Turn online visitors into online buyers with video content
With online shopping becoming more popular, how do you make the visitors to the sites become buyers?
The only place where traffic is good is on the internet, where the more visitors you have to your site the more popular it becomes, but what happens when the visitors leave the site without making a purchase? Or what happens if they find what they like on your website but then buy something equivalent from a competitor’s site?
To have users filling up their “baskets” and then exiting the site via the “check-out” has never been more important to businesses as online sales, in both the consumer and business-to-business sense, are sky-high.
According to the Interactive Media in Retail Group (IMRG), which use the sales data from the top 120 retailers in the United Kingdom, 21% of total sales are now made online.

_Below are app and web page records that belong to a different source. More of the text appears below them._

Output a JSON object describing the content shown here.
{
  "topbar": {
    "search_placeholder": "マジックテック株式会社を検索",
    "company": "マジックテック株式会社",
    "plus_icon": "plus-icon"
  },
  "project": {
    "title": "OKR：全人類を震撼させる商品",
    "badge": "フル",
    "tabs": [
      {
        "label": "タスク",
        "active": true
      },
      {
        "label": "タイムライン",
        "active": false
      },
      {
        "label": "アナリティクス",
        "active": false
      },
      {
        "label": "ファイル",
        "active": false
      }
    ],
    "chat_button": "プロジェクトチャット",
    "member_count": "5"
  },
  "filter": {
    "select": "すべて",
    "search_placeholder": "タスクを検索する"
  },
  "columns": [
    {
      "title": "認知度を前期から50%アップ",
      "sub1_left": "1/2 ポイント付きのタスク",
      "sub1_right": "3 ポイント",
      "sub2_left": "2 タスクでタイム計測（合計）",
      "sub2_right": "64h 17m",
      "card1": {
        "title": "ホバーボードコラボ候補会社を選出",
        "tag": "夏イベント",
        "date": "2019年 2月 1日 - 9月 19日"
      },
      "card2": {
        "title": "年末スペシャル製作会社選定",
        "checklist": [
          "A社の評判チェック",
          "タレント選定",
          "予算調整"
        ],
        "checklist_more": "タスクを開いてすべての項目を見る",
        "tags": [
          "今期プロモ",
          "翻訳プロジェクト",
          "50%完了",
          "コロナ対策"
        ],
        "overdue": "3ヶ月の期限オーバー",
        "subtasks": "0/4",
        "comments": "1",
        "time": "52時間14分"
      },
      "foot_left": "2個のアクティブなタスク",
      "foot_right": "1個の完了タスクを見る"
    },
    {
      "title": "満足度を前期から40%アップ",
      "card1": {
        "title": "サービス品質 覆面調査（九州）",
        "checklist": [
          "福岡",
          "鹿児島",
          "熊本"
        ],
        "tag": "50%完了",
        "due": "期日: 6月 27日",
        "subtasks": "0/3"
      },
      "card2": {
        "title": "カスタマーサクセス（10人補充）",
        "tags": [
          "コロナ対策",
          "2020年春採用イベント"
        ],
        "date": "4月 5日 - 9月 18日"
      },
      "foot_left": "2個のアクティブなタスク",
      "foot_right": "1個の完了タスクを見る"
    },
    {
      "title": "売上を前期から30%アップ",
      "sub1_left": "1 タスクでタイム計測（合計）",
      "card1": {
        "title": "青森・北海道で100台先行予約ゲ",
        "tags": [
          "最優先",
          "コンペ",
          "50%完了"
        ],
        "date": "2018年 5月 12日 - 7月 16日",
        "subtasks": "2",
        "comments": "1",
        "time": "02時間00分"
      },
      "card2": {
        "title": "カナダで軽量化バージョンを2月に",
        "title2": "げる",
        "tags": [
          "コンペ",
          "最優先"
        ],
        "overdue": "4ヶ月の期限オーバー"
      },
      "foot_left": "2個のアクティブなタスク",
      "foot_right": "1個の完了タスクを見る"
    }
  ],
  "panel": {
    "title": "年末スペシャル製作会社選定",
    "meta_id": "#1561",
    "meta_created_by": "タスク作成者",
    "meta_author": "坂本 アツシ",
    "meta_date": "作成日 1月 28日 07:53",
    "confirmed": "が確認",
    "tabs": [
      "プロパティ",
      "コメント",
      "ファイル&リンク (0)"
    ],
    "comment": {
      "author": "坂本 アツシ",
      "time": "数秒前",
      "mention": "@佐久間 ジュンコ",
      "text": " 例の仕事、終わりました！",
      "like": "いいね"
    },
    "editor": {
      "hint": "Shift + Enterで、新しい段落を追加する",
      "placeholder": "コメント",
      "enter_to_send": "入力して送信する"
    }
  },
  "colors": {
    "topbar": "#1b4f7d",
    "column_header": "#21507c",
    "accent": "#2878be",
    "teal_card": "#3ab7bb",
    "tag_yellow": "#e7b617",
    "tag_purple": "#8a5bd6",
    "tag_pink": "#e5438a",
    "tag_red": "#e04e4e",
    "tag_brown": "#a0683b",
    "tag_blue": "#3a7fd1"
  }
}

Last December, the British Retail Consortium (BRC) found that the 19.2& growth in online shopping over the past year has been the fastest increase in 4 years.
Internet psychologist Graham Jones, author of the online selling guide, “Click.ology”, explained that “In the real world, we tailor-make sales pitches to the people in front of us, and use body language to support it. Online, none of these things happen – no body language, no feedback, we can’t even see the other person we’re dealing with, so the only way we can grab the customer in those few seconds is by providing them with exactly what they want.” But, what is it that customers want exactly?
The popular fashion retail site Asos.com has received immense online success because they have researched their demographic well. Not only do they take an editorial approach to fashion, they offer lots of information, demonstrate an understanding and they customise the site to suit every customer’s individual needs. They like to see and hear real experiences too, and of course video can play an important part in this communications engagement.
Martin Newman, chief executive of Practicology – the e-commerce experts who have clients including House of Fraser and Hotel Chocolat – agrees, further explaining that the main factor in ensuring clicks turn into sales is “value experience”: the ease with which the process occurs; the options presented; how easy it is to return goods; whether doing so is free; whether you can pick up the purchases; visibility of the shopping cart; ease of navigation; etc.
The major thing that online shoppers need clarification on is whether the item they are looking at is out of stock. You can only find this information out when you are at the final stage of purchase.
Demographics also play a part in what the customers are shown. They want to be shown products from their own age range.
Online interaction is also important. Martin Newman adds “If all you’re doing is selling online and you don’t have a physical shop, it’s essential to create this level of engagement. In fact, it’s the next big battleground in retail.” Video can play an important role in that engagement, it allows customers to see and engagement with you.
It is also important to make sure that your site has a reliable web hosting plan, so that the content can load quickly. YouTube can be an ideal platform for B2C use, it’s accessible pretty well everywhere and is very reliable since it will deliver video content in the best possible format for the viewing device; it rarely fails to play. Another crucial part of online shopping is being able to order when out and about, so failing to optimise your site for smartphones and tablets is a pitfall. Handheld shopping rose by 18% in the UK in the year to last December, according to IMRG and another advisory firm Capgemini, and now handheld shopping accounts for 6% of all retail sales, so it’s no surprise the 73% of businesses have their sites fit for mobile commerce.
Graham Jones goes on to say: “It is no longer acceptable to have your site run by a sub department in marketing. What is needed is for the web to be the central trunk of your business and for everything else to hang off it, rather than being a small branch with the CEO and board several removes away. It needs to be board level responsibility.”